Posts Tagged ‘Shamrocks’

News & Submissions 3/16/2010

Tuesday, March 16th, 2010

St. Patrick’s Day: Did Patrick become Christian for the tax breaks?
We credit St. Patrick for bringing Christianity to Ireland and banishing the island’s snakes. But post-glacial Ireland never had snakes and the saint recognized on March 17 is actually a combination of two men, Patrick and Palladius, with the latter being the first to bring Christianity to the Celts. Read full story from

Celebrating “Under God” Whether There is a God or Not
The Ninth Circuit did a good thing by upholding the propriety of reciting the words “under God” in the Pledge of Allegiance. And before everyone starts screaming, let me explain both why I make that claim and why the upside for those who value religious freedom is actually far greater than immediately presumed. Read full story from

Shamrock shortage in Ireland threatens the “wearing of the green”
What would St. Patrick’s Day be without shamrocks? They are the most commonly associated symbols of St. Patrick’s Day along with the ethereal leprechaun and his even more elusive pot of gold. Read full story from

The Marine and the Black-Eyed Kids
You’d be hard-pressed to find anyone who is tougher than a U.S. Marine. These soldiers are trained in combat, survival and to face the threat of imminent bodily harm or death. But perhaps they’re not quite prepared when it comes to encounters with the unknown. Consider this report from a Marine, using the name Reaper 3-1, who had an unexpected and altogether unnerving experience with the mysterious phenomenon of the black-eyed people. To make it even more harrowing, these black-eyed entities appeared to be small kids. This is the Marine’s story…. Read full story from

Richard Spencer’s Nordic Supermen
I have always been intrigued by the bizarre. I’m familiar with every weird movement in the book: from astral projection to suppressed Nazi technologies to black magick — yes, with a ‘k’, if it’s loony, I’ve probably studied it. (With apologies to John Avlon, anyone who thinks that Glenn Beck and Keith Olbermann represent the lunatic fringe of America is not being very adventurous.) Why exactly I take such an interest in the field is something of a mystery even to me. I suppose that, to a degree, I’m attracted to the creepy, mystical aesthetic surrounding it. It’s also continually fascinating to explore the outer regions of the human experience Read full story from

Native farmers eagerly watch Obama African-American deal
WASHINGTON – Native American litigants in a long-running case against the U.S. Department of Agriculture are hoping the nation’s first farmers won’t be the last to see resolution by the Obama administration on discrimination claims. Read full story from

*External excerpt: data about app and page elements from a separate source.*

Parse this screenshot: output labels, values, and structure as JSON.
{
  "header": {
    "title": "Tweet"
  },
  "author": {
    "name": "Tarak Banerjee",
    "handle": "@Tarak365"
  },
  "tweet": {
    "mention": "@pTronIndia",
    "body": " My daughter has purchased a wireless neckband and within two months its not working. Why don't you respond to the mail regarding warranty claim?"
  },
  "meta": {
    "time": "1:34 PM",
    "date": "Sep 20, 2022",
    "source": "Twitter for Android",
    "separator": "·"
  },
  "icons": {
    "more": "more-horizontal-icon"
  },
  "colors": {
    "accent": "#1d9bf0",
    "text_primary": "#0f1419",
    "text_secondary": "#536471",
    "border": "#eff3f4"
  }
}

To Dry the Eyes of Indian Adoptees
The arrest of white missionaries trying to adopt allegedly orphaned Haitian children struck a chord with me. Similar media stories about well meaning white celebrities adopting pretty babies of color from poor third world countries have also rubbed me the wrong way. You see, American Indians have a long history of white folks trying to help us by taking away our children.  It is estimated that between 1941 and 1978, white parents adopted 35 percent of American Indians in the U.S., often forcibly.  Indians have learned that no amount of good intention can wipe away the painful loss of our culture. Read full story from